    As I looked at them the song, “surely the presence of the Lord is in THIS place”

  13. How beautiful, Kristen. Thank you for sharing your trip and experiences like this! What an awe-inspiring moment. Just beautiful.
    Hugs,
    Genny

  14. Sometimes God blesses us with those moments that can only be described as holy. Thank you for sharing such a beautiful experience!

  15. I have read every one of your Kenyan posts, Kristen, but now I’m crying. What a beautiful little girl. My brother, who has Down Syndrome and is my heart twin used to do the exact same thing during song services.
    You nailed it on the head…she is an angel.

  16. I love this post. I really do. I just have one little item that I would like to point out.
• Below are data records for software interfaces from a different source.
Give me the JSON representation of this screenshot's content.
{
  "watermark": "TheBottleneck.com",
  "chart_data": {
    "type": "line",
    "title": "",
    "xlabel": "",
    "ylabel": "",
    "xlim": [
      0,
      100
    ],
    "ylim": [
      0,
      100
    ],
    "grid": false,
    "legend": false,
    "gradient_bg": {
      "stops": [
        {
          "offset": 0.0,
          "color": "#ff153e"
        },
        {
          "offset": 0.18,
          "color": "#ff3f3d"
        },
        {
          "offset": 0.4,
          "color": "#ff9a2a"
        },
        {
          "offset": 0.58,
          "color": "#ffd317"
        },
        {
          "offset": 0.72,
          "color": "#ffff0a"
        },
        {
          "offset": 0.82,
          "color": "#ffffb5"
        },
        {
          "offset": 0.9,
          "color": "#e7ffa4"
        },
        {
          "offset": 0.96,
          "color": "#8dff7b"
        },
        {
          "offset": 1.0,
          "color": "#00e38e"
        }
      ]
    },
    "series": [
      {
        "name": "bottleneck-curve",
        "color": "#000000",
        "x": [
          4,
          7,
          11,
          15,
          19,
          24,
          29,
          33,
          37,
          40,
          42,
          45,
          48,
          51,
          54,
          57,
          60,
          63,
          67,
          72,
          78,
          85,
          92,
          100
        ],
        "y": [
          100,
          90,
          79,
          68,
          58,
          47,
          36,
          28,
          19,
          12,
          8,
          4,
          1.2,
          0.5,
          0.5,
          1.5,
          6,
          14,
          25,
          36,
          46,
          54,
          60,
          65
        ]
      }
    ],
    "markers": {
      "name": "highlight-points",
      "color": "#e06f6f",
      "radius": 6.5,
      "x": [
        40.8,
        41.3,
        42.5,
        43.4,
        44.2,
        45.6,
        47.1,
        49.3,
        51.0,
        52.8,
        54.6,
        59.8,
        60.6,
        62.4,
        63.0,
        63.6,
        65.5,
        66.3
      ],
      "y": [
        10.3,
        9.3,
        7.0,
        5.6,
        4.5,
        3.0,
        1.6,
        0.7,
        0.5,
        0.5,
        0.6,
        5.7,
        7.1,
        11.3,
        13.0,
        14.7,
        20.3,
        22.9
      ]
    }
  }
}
I person can’t be Down’s Syndrome. They can have Down Syndrome but they can’t be it.
    Otherwise, it was a great post and very sweet.

  17. I guess if I read this 5 years ago I wouldn’t have caught it but as some have so lovingly pointed out they are children first and then they have down syndrome. Kind of like we wouldn’t say she was cerebral palsy ( One of my girls has down syndrome and the other has cerebral palsy). So maybe cause I deal with it a lot it rubs me the wrong way but other then that it was so touching and beautiful to see. I believe they are God’s earthly angels sent to soften hardened hearts.

  18. To everyone who read this post, thank you for correcting my ignorance. This in reference to what I wrote at the beginning of this story, “She was Downs Syndrome and was absolutely beautiful” As I wrote this post before I left Kenya, I was not able to make corrections to it due to traveling. If I offended anyone, I am sorry. Please forgive me. This was never my intention.

  19. Kristen, your heart is beautiful and I think we all know that. Thank you for sharing your sacred moment with us and being so vulnerable by doing so. We love you!

  20. This was so beautiful. Oh, I felt like I was there. What an incredible moment to tuck away in your heart. When you’ve been touched by God it’s hard to walk away unchanged.